Improving on existing therapies

Friday, September 30, 2005, 11:30 - 11:45

Mitoxantrone treatment in MS patients: a five-year clinical and MRI follow-up

C. Buttinelli, A. Clemenzi, C. Pozzilli, F. Denaro, E. Sbardella, C. Fieschi (Rome, I)

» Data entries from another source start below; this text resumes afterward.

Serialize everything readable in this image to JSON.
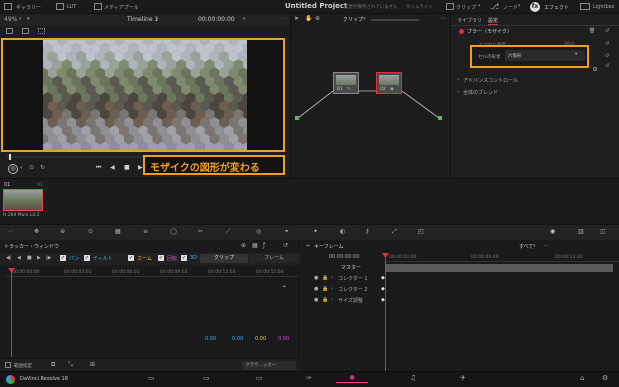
{
  "top_menu": {
    "gallery": "ギャラリー",
    "lut": "LUT",
    "media_pool": "メディアプール",
    "project_title": "Untitled Project",
    "save_status": "変更が保存されていません",
    "timeline": "タイムライン",
    "clips": "クリップ",
    "nodes": "ノード",
    "effects": "エフェクト",
    "lightbox": "Lightbox"
  },
  "viewer": {
    "zoom": "49%",
    "timeline_name": "Timeline 1",
    "timecode": "00:00:00:00",
    "caption": "モザイクの図形が変わる"
  },
  "node_editor": {
    "dropdown": "クリップ",
    "node1_label": "01",
    "node2_label": "02"
  },
  "inspector": {
    "tab_library": "ライブラリ",
    "tab_settings": "設定",
    "effect_name": "ブラー（モザイク）",
    "hidden_row_label": "ピクセル頻度",
    "hidden_row_value": "30.0",
    "cell_shape_label": "セルの形状",
    "cell_shape_value": "六角形",
    "advanced_controls": "アドバンスコントロール",
    "global_blend": "全体のブレンド"
  },
  "clip_strip": {
    "clip_number": "01",
    "track": "V1",
    "codec": "H.264 Main L4.2"
  },
  "tracker": {
    "title": "トラッカー・ウィンドウ",
    "checks": [
      {
        "label": "パン",
        "color": "#3bb0e8"
      },
      {
        "label": "ティルト",
        "color": "#3bb0e8"
      },
      {
        "label": "ズーム",
        "color": "#e8c43b"
      },
      {
        "label": "回転",
        "color": "#d04fd0"
      },
      {
        "label": "3D",
        "color": "#3bb0e8"
      }
    ],
    "mode_clip": "クリップ",
    "mode_frame": "フレーム",
    "ruler": [
      "00:00:00:00",
      "00:00:03:01",
      "00:00:06:01",
      "00:00:09:02",
      "00:00:12:03",
      "00:00:15:04"
    ],
    "values": [
      {
        "text": "0.00",
        "color": "#3bb0e8"
      },
      {
        "text": "0.00",
        "color": "#3bb0e8"
      },
      {
        "text": "0.00",
        "color": "#e8c43b"
      },
      {
        "text": "0.00",
        "color": "#d04fd0"
      }
    ],
    "footer_label": "範囲指定",
    "footer_dropdown": "クラウ...ッカー"
  },
  "keyframes": {
    "title": "キーフレーム",
    "filter": "すべて",
    "timecode": "00:00:00:00",
    "ruler": [
      "00:00:00:00",
      "00:00:06:40",
      "00:00:13:20"
    ],
    "tracks": [
      "マスター",
      "コレクター 1",
      "コレクター 2",
      "サイズ調整"
    ]
  },
  "bottom_bar": {
    "app_name": "DaVinci Resolve 18"
  }
}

Background: Mitoxantrone (MTX) is an antineoplastic agent with anti-inflammatory and immunomodulating properties approved for the treatment of MS. Potential side effects limit the use of the agent for few years before reaching a toxic dosage. We designed a longitudinal open label prospective study of consecutive patients with MS to evaluate clinical efficacy and toxicity of MTX during a two-year treatment period and the subsequent three years without any therapy.
Methods: Fifty consecutive patients (M/F 18/32; mean age 43.35, range 25-59) with definite MS (25 RR and 25 SP) were included. All had evidence of confirmed disability as measured by an EDSS increase of at least 1 point in the previous year. The mean disease duration was 7.595.58 years and the mean EDSS was 3.71.5. Patients received MTX intravenously (8 mg/m2 every 2 months for a total of 12 infusions with a cumulative dose less than 120 mg/m2). Treatment efficacy was assessed clinically and by brain MRI before MTX therapy, at the end of treatment and at the end of each year of the follow-up.
Results: All patients completed the clinical follow-up except one subject. Forty-four patients (89.8%), completed the 12 infusions with MTX, five patients (10.2%) interrupted the treatment for side effects. Fifteen (30.6%) patients showed an EDSS progression on treatment. During the follow-up, 9 (18.4 %) patients showed progression of disability (7 of them were clinically stable during the treatment). None of patients experienced new relapses under treatment and during the follow-up period. Seventeen (34.7%) patients had active lesions on enhanced T1-weigthed images at baseline, 9/49 (18.4%) patients at the end of treatment and none at the end of follow-up.
Conclusion: Using the present treatment schedule, MTX was well tolerated and had a substantial long-term beneficial effect on disease activity (i.e. relapses and enhanced MRI). As regards disability progression, we observed a worsening of EDSS in about 1/3 of the patients during the treatment and in 1/5 during the follow-up period. This evidence suggests that a delayed beneficial effect after the end of MTX treatment is observed in a substantial rate of patients (26.5%). On the other hand, a minority (14%) of patients showed disability progression once the drug was suspended.